### Dataset records
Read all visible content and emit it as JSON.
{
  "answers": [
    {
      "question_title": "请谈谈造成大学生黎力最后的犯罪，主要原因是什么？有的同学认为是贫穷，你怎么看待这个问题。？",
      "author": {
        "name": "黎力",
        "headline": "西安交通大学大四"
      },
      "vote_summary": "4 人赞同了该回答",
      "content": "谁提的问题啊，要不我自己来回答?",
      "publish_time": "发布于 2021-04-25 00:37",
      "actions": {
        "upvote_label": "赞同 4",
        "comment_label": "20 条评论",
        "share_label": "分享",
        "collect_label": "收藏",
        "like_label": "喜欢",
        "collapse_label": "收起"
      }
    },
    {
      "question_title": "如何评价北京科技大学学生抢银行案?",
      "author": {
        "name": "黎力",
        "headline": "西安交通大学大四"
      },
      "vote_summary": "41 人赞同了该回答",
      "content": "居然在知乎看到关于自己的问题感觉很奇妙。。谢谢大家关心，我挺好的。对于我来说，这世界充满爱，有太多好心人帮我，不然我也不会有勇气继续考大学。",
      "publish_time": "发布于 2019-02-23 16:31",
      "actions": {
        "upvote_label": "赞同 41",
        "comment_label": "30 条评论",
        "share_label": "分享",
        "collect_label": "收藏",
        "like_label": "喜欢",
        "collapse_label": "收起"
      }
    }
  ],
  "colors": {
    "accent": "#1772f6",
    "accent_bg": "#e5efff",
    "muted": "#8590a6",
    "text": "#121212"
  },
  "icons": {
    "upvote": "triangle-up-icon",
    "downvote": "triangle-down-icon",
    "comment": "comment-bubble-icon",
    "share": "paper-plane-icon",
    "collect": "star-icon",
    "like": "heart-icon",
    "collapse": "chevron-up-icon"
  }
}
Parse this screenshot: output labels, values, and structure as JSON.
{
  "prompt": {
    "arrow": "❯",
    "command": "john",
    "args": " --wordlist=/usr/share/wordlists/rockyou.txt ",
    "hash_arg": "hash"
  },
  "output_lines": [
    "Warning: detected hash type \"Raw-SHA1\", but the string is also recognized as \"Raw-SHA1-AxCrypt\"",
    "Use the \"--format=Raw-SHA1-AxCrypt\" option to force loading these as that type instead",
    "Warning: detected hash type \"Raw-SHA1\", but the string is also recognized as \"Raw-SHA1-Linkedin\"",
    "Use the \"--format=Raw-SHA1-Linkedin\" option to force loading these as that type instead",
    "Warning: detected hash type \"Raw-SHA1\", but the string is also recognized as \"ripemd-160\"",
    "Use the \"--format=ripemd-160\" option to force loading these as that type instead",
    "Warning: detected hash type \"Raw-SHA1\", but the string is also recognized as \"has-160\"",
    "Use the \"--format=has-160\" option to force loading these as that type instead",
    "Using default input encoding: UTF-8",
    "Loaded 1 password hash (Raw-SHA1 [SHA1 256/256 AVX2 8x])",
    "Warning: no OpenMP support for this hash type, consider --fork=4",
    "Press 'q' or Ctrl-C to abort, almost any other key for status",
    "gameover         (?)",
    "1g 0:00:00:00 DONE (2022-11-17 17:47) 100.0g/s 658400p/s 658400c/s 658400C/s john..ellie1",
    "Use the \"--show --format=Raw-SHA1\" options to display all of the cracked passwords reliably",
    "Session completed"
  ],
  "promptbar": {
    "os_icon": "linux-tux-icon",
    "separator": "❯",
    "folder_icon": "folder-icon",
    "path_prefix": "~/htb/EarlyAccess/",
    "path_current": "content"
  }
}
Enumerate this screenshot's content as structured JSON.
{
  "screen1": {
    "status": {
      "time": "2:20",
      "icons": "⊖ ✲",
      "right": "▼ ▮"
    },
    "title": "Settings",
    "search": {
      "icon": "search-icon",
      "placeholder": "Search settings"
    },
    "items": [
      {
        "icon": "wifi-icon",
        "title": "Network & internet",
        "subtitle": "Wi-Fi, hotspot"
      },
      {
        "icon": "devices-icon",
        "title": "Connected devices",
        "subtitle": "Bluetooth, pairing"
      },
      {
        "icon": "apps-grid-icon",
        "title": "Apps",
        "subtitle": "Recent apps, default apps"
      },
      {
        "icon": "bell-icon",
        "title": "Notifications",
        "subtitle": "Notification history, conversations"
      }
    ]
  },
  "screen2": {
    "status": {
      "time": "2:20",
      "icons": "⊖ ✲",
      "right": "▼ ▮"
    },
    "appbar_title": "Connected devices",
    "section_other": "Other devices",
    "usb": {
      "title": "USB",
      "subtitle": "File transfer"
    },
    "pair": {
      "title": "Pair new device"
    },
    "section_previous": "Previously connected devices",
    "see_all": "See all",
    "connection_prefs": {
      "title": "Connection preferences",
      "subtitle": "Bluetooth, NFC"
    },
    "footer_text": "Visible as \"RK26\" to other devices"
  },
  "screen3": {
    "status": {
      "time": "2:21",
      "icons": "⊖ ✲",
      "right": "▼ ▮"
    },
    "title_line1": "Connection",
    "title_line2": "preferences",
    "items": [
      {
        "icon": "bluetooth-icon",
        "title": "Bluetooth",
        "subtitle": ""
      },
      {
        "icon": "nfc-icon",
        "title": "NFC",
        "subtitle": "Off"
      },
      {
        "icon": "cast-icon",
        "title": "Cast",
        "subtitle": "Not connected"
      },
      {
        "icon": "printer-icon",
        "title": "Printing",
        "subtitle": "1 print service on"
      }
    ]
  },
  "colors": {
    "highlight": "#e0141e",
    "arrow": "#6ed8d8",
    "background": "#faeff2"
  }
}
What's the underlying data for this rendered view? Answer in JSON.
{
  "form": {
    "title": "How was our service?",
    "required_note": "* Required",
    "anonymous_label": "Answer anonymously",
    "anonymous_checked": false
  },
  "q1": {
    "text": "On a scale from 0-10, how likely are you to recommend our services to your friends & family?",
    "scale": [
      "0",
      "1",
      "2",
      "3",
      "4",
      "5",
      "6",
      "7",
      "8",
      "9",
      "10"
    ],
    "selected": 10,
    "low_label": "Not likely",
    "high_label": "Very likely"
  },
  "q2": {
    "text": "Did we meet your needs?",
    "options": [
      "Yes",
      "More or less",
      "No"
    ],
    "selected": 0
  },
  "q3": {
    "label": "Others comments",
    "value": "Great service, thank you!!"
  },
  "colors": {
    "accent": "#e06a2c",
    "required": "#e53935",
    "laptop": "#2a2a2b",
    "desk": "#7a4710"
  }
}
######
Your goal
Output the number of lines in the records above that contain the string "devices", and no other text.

Answer section
6